ACTION ITEM:
Report back every line in the data that includes the string "Monthly".

RECORD SET:
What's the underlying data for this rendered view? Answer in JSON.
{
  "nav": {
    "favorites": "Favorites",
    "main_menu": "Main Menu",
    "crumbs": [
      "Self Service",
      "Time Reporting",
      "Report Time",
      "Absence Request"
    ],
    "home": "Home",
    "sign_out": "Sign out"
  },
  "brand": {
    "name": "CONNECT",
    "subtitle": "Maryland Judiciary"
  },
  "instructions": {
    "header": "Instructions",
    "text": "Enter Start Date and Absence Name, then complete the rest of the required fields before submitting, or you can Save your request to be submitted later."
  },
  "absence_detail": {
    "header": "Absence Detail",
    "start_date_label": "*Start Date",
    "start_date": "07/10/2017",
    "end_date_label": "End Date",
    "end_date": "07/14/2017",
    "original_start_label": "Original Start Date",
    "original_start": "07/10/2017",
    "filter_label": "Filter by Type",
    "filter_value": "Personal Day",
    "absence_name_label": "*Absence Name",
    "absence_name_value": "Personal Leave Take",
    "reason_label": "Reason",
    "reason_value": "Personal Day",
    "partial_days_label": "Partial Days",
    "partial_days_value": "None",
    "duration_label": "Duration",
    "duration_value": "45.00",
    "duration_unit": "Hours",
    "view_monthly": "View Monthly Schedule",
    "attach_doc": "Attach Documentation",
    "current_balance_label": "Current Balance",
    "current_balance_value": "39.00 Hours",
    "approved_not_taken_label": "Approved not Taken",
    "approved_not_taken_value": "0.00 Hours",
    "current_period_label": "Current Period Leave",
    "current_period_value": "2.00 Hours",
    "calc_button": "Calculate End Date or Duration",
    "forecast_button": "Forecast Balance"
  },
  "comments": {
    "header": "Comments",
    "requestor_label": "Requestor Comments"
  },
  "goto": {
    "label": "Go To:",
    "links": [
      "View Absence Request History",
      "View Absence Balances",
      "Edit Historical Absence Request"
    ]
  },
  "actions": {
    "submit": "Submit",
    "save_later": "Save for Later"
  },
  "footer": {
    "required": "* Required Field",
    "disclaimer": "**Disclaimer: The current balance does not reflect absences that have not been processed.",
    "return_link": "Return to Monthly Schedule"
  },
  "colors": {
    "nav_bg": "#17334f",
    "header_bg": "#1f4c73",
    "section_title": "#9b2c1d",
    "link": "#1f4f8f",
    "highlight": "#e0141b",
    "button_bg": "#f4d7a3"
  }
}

EXPECTED OUTPUT:
    "view_monthly": "View Monthly Schedule",
    "return_link": "Return to Monthly Schedule"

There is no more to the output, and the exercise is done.